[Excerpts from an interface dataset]
------------------------------

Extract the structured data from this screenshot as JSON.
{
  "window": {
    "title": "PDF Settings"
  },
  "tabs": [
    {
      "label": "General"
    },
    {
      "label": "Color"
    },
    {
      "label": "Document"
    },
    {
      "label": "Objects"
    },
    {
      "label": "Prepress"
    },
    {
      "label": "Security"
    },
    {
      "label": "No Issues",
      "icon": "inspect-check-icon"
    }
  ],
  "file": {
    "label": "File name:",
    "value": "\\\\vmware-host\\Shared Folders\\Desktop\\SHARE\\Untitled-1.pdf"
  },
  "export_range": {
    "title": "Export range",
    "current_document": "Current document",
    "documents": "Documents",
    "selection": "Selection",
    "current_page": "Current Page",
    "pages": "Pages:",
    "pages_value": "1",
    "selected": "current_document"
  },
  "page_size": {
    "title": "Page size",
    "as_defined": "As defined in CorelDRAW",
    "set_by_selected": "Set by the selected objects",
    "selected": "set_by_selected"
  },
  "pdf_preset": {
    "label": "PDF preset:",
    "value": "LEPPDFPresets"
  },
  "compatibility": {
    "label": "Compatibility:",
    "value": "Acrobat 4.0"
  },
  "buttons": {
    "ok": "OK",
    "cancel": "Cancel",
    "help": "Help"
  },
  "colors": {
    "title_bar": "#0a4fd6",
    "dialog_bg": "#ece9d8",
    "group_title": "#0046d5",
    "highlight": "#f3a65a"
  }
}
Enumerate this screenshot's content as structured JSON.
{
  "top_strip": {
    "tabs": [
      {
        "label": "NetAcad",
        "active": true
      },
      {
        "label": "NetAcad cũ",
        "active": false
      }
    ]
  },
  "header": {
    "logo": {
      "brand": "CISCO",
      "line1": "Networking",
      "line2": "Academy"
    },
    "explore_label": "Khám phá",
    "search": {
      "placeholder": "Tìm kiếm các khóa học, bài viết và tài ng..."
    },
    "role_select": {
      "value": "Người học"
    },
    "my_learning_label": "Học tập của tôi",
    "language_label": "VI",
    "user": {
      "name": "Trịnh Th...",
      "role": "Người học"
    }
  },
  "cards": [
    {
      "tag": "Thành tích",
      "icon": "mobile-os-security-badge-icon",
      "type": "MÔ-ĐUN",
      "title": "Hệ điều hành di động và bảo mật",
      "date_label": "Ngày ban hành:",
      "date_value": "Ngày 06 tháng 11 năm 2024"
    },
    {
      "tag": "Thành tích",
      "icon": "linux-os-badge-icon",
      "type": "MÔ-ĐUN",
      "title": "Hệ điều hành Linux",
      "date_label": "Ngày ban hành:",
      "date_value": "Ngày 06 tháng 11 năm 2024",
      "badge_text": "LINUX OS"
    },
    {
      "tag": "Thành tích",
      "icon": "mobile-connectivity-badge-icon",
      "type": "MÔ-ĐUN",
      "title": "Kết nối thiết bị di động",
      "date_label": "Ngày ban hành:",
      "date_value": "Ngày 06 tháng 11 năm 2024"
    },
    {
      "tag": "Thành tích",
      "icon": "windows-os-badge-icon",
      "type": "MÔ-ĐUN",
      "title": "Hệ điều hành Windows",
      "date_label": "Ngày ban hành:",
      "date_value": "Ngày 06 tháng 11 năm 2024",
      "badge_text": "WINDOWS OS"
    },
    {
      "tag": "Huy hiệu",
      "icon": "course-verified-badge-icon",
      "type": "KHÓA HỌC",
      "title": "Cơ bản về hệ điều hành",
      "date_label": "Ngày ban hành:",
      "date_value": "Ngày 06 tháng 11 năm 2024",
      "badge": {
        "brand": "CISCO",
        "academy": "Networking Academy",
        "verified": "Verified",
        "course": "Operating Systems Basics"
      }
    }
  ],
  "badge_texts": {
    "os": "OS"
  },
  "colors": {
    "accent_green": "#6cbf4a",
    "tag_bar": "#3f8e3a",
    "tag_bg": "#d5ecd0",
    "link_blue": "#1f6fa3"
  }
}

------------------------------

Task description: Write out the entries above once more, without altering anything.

Result for this task:
Extract the structured data from this screenshot as JSON.
{
  "window": {
    "title": "PDF Settings"
  },
  "tabs": [
    {
      "label": "General"
    },
    {
      "label": "Color"
    },
    {
      "label": "Document"
    },
    {
      "label": "Objects"
    },
    {
      "label": "Prepress"
    },
    {
      "label": "Security"
    },
    {
      "label": "No Issues",
      "icon": "inspect-check-icon"
    }
  ],
  "file": {
    "label": "File name:",
    "value": "\\\\vmware-host\\Shared Folders\\Desktop\\SHARE\\Untitled-1.pdf"
  },
  "export_range": {
    "title": "Export range",
    "current_document": "Current document",
    "documents": "Documents",
    "selection": "Selection",
    "current_page": "Current Page",
    "pages": "Pages:",
    "pages_value": "1",
    "selected": "current_document"
  },
  "page_size": {
    "title": "Page size",
    "as_defined": "As defined in CorelDRAW",
    "set_by_selected": "Set by the selected objects",
    "selected": "set_by_selected"
  },
  "pdf_preset": {
    "label": "PDF preset:",
    "value": "LEPPDFPresets"
  },
  "compatibility": {
    "label": "Compatibility:",
    "value": "Acrobat 4.0"
  },
  "buttons": {
    "ok": "OK",
    "cancel": "Cancel",
    "help": "Help"
  },
  "colors": {
    "title_bar": "#0a4fd6",
    "dialog_bg": "#ece9d8",
    "group_title": "#0046d5",
    "highlight": "#f3a65a"
  }
}
Enumerate this screenshot's content as structured JSON.
{
  "top_strip": {
    "tabs": [
      {
        "label": "NetAcad",
        "active": true
      },
      {
        "label": "NetAcad cũ",
        "active": false
      }
    ]
  },
  "header": {
    "logo": {
      "brand": "CISCO",
      "line1": "Networking",
      "line2": "Academy"
    },
    "explore_label": "Khám phá",
    "search": {
      "placeholder": "Tìm kiếm các khóa học, bài viết và tài ng..."
    },
    "role_select": {
      "value": "Người học"
    },
    "my_learning_label": "Học tập của tôi",
    "language_label": "VI",
    "user": {
      "name": "Trịnh Th...",
      "role": "Người học"
    }
  },
  "cards": [
    {
      "tag": "Thành tích",
      "icon": "mobile-os-security-badge-icon",
      "type": "MÔ-ĐUN",
      "title": "Hệ điều hành di động và bảo mật",
      "date_label": "Ngày ban hành:",
      "date_value": "Ngày 06 tháng 11 năm 2024"
    },
    {
      "tag": "Thành tích",
      "icon": "linux-os-badge-icon",
      "type": "MÔ-ĐUN",
      "title": "Hệ điều hành Linux",
      "date_label": "Ngày ban hành:",
      "date_value": "Ngày 06 tháng 11 năm 2024",
      "badge_text": "LINUX OS"
    },
    {
      "tag": "Thành tích",
      "icon": "mobile-connectivity-badge-icon",
      "type": "MÔ-ĐUN",
      "title": "Kết nối thiết bị di động",
      "date_label": "Ngày ban hành:",
      "date_value": "Ngày 06 tháng 11 năm 2024"
    },
    {
      "tag": "Thành tích",
      "icon": "windows-os-badge-icon",
      "type": "MÔ-ĐUN",
      "title": "Hệ điều hành Windows",
      "date_label": "Ngày ban hành:",
      "date_value": "Ngày 06 tháng 11 năm 2024",
      "badge_text": "WINDOWS OS"
    },
    {
      "tag": "Huy hiệu",
      "icon": "course-verified-badge-icon",
      "type": "KHÓA HỌC",
      "title": "Cơ bản về hệ điều hành",
      "date_label": "Ngày ban hành:",
      "date_value": "Ngày 06 tháng 11 năm 2024",
      "badge": {
        "brand": "CISCO",
        "academy": "Networking Academy",
        "verified": "Verified",
        "course": "Operating Systems Basics"
      }
    }
  ],
  "badge_texts": {
    "os": "OS"
  },
  "colors": {
    "accent_green": "#6cbf4a",
    "tag_bar": "#3f8e3a",
    "tag_bg": "#d5ecd0",
    "link_blue": "#1f6fa3"
  }
}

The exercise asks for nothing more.